→ **PROBLEM REQUIREMENTS**: Could you reproduce all the entries under this sentence exactly, leaving the images aside?

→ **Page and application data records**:
▼

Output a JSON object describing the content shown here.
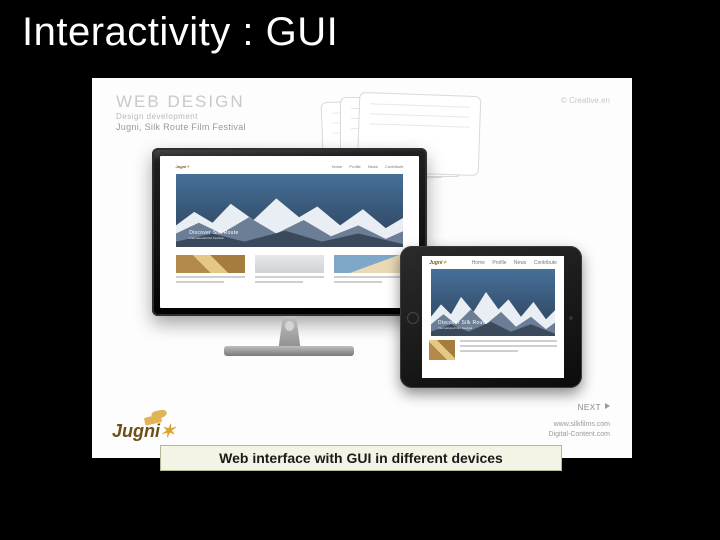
{
  "slide": {
    "title": "Interactivity : GUI",
    "caption": "Web interface with GUI in different devices"
  },
  "mockup": {
    "heading": "WEB DESIGN",
    "subheading_small": "Design development",
    "subheading": "Jugni, Silk Route Film Festival",
    "attribution": "© Creative.en",
    "next_label": "NEXT",
    "footer_line1": "www.silkfilms.com",
    "footer_line2": "Digital-Content.com"
  },
  "site": {
    "logo_main": "Jugni",
    "logo_accent": "✶",
    "nav": [
      "Home",
      "Profile",
      "News",
      "Contribute"
    ],
    "hero_title": "Discover Silk Route",
    "hero_sub": "International Film Festival"
  }
}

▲

→ **SOLUTION**:
Output a JSON object describing the content shown here.
{
  "slide": {
    "title": "Interactivity : GUI",
    "caption": "Web interface with GUI in different devices"
  },
  "mockup": {
    "heading": "WEB DESIGN",
    "subheading_small": "Design development",
    "subheading": "Jugni, Silk Route Film Festival",
    "attribution": "© Creative.en",
    "next_label": "NEXT",
    "footer_line1": "www.silkfilms.com",
    "footer_line2": "Digital-Content.com"
  },
  "site": {
    "logo_main": "Jugni",
    "logo_accent": "✶",
    "nav": [
      "Home",
      "Profile",
      "News",
      "Contribute"
    ],
    "hero_title": "Discover Silk Route",
    "hero_sub": "International Film Festival"
  }
}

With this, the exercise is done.